During this time period, Pollard could write uplifting underdog anthems that could drag you out of your doldrums with a microphone cable lasso. In Bee Thousand’s “Smothered in Hugs,” he unspooled an impressionistic version of “Thunder Road,” asking where he and his co-pilot would visit on their way out of town on their “trip to taller windows.” Here, he does that song one better with one of the band’s most freeing anthems, “My Impression Now.” While the lyrics of this power-pop basher paint the picture of someone who stretches themself too thin with “friends who never seem to be with you,” its hook reassures that it’s easier to break free from it all if you let go. “Stand on the edge of the ledge,” Pollard sings, “Jump off ‘cause nobody cares.” As morbid as the imagery is, the sentiment of disconnecting or not answering the phone every once in a while is as timeless as ever.
There are lo-fi treasures throughout this collection that stand with some of Pollard’s best work, like “Big School,” “Gelatin, Ice Cream, Plum” and the meditative, d-tuned “Johnny Appleseed”—which is the only selection to feature backup vocals from his one-time bandmate and songwriting partner, Tobin Sprout. Much like the band’s high points from this period, the collection does contain its fair share of songs that resemble brief sketches of larger ideas, like the jaunty, Beatles-inspired “Hey Aardvark” or the title track. This might be puzzling to those who are unfamiliar with the band’s the-hook-is-all-you-need formula during that time, but with repeated listens, those detours act as the glue to the complete song cycle and prove to be essential to the experience.

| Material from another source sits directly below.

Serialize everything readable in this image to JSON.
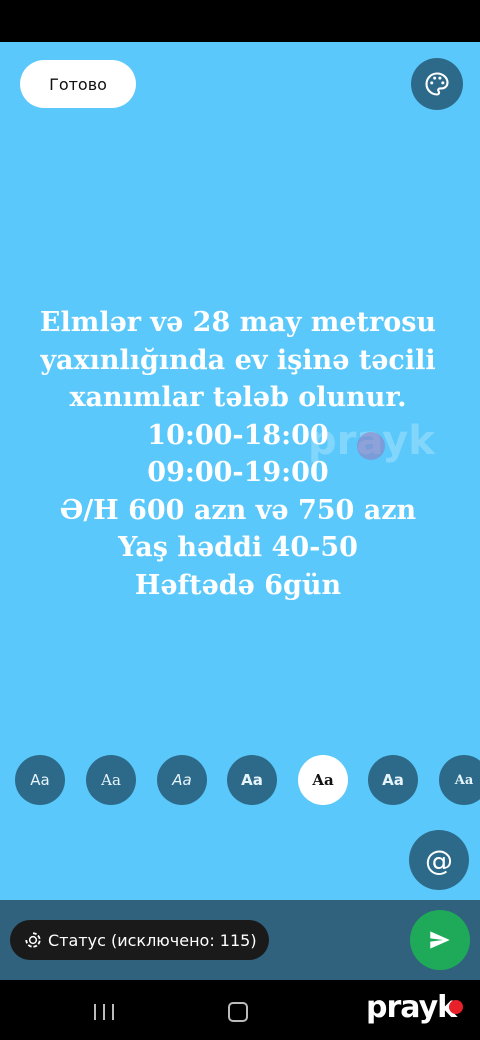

Pollard and Guided by Voices would enter larger studios after signing to bigger labels like Matador and their eventual time on a major label with their short-lived run on TVT Records. With their current lineup, the fidelity of their newer records has split the difference between the high-fi muscle of classics like Isolation Drills and the tape hiss-aided pop odyssey of Alien Lanes—which was said to have cost $10 to make, excluding all the cases of beer that were drank during its recording. What Scalping the Guru does so successfully is remind fans that if even if all you have laying around is a beaten-up acoustic guitar hanging out in your room, you can open up your voice memos app and make a record just as vital as anything made with a bajillion-dollar budget. That lineage can be traced to countless lo-fi artists uploading their albums on SoundCloud and Bandcamp every single day. No one is stopping you from doing it yourself.
Pat King is a Philadelphia-based journalist and host of the In Conversation podcast at Ears to Feed. He releases his own music with his project Labrador and is a tireless show-goer and rock doc fanatic. He recently took up long-distance running, which he will not shut up about. You can follow him at @MrPatKing.
Hear a 1994 GBV performance from the Paste archives below.